I hear a lot about managers being promoted without sufficient training. The theory is that people are pushed into management without first having the required skill sets. Anecdotally this might be true, but are there any empirical data that prove this approach is leading to a generation of underequipped managers? —Skeptical in Services, Charlotte, North Carolina
Some companies with nonstandard work shifts are trying to help employees cope with challenges such as juggling job and family obligations.
Our company has never had a formal training budget, but I’ve now been asked to develop one. I am collecting data on all the training we’d like to offer next year, per employee, but frankly don’t know if I am asking for too much training money or too little. How do I calculate an approximate training budget? And how much should we devote to leadership training?
A new book depicts growing corporate support for using virtual worlds to deliver certain types of employee training.
‘Common-law’ claims can prove every bit as problematic—and costly—as statutory discrimination claims, so employers should incorporate training in these general areas of the law into their overall management training program.
I’m having trouble getting my staff to accept their responsibility for training other employees. What should I do to help them understand that training is a team effort and not just the responsibility of human resources?

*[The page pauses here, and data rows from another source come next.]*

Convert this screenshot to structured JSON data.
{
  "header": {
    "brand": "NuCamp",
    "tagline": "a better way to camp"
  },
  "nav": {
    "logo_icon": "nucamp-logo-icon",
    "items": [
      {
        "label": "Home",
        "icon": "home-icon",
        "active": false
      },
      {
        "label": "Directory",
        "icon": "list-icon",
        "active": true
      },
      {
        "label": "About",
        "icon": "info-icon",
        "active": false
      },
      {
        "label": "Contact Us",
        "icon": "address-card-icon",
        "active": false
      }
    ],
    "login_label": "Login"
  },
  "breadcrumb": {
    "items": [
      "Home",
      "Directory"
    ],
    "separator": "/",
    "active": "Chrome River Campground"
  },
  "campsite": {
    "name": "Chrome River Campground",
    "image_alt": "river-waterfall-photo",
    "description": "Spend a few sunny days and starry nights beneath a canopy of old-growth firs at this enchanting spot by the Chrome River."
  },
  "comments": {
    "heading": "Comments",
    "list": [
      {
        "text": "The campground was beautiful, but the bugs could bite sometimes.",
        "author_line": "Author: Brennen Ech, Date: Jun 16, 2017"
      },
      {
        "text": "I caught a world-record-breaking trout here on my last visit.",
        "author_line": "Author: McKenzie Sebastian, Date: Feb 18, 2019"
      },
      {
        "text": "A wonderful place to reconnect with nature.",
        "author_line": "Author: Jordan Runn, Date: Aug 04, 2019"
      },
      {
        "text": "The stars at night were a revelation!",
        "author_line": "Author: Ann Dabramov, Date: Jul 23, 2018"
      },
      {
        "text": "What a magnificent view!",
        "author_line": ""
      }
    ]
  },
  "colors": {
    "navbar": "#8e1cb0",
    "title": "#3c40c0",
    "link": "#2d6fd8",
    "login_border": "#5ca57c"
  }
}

Miami International is one of the nation’s busiest airports. As part of a major expansion, all employees who work on airport grounds in 2010 are required to master customer service, even if they clean toilets or shine shoes.
By surveying management at companies performing at varying levels in a number of industries and crunching the numbers, researchers have developed a data-driven model for what constitutes good leadership and how to develop it.
Companies can implement success strategies that create and develop global talent pools, or they can choose to ignore the warning signs and risk experiencing an erosion of talent that is likely to result in sustained underperformance.
The publication is widely recognized in the HR industry, particularly for its popular and well-respected list of best companies for training, the Training Top 125. Winners for the 2010 list were named earlier this month and include IBM, Ritz-Carlton, Ernst & Young, PricewaterhouseCoopers and EMC.